Exercise objective
Go through the data below and copy each line where the word "objects" occurs.

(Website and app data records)
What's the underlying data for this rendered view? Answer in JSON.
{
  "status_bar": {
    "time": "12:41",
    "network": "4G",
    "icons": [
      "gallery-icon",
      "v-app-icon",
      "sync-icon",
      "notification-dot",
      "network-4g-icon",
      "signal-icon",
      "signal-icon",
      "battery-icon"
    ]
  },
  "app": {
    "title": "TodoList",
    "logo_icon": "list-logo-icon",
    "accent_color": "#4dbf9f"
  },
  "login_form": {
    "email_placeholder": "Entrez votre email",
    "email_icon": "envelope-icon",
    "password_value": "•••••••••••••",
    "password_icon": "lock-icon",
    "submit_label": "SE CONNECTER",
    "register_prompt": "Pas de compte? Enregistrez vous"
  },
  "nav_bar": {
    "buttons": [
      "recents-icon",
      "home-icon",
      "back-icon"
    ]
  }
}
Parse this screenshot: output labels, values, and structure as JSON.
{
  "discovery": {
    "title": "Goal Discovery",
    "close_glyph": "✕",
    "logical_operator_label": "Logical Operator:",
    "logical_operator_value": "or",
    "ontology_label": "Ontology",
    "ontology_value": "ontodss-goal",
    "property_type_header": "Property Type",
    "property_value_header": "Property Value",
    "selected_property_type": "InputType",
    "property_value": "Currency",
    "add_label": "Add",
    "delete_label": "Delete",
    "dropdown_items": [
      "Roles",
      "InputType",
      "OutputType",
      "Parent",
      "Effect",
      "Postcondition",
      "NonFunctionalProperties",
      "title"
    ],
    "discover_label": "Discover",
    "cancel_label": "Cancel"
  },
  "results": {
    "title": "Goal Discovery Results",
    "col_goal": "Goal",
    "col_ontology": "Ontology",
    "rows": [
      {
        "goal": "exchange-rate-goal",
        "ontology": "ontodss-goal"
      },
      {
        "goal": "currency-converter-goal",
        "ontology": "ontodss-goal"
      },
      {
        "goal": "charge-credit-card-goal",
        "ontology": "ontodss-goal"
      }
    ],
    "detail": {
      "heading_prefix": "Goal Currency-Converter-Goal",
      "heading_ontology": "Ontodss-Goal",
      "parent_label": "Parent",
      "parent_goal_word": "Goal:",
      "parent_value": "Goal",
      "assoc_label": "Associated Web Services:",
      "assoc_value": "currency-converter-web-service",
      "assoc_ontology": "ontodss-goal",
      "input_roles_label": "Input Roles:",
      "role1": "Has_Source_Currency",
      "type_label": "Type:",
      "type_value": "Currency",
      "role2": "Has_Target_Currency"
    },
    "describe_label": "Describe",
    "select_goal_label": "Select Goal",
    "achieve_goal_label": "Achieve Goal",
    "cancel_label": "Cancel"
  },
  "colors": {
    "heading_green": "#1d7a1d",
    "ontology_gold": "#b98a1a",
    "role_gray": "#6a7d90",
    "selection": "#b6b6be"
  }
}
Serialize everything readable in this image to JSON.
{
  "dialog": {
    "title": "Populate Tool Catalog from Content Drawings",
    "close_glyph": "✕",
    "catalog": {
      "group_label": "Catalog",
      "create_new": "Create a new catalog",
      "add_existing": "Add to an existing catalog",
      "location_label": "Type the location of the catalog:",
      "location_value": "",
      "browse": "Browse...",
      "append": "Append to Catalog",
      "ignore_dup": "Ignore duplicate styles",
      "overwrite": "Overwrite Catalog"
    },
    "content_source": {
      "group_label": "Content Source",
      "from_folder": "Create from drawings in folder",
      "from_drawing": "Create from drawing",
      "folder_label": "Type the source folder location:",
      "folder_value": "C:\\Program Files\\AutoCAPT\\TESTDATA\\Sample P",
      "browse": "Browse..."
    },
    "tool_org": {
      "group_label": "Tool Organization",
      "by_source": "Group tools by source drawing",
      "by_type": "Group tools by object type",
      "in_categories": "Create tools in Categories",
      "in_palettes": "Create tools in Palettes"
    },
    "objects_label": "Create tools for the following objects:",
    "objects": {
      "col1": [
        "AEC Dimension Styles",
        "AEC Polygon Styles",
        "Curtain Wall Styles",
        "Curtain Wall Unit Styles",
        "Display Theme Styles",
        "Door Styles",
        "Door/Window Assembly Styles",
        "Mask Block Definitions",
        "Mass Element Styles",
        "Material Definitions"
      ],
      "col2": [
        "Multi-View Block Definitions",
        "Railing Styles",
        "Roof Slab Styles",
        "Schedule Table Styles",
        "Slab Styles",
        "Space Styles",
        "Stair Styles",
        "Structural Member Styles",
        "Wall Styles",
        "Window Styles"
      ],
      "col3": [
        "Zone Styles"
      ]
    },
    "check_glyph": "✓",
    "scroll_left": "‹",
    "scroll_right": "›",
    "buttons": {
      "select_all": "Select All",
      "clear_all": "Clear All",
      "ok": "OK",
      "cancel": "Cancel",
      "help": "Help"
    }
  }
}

Reply to the task
    "objects_label": "Create tools for the following objects:",
    "objects": {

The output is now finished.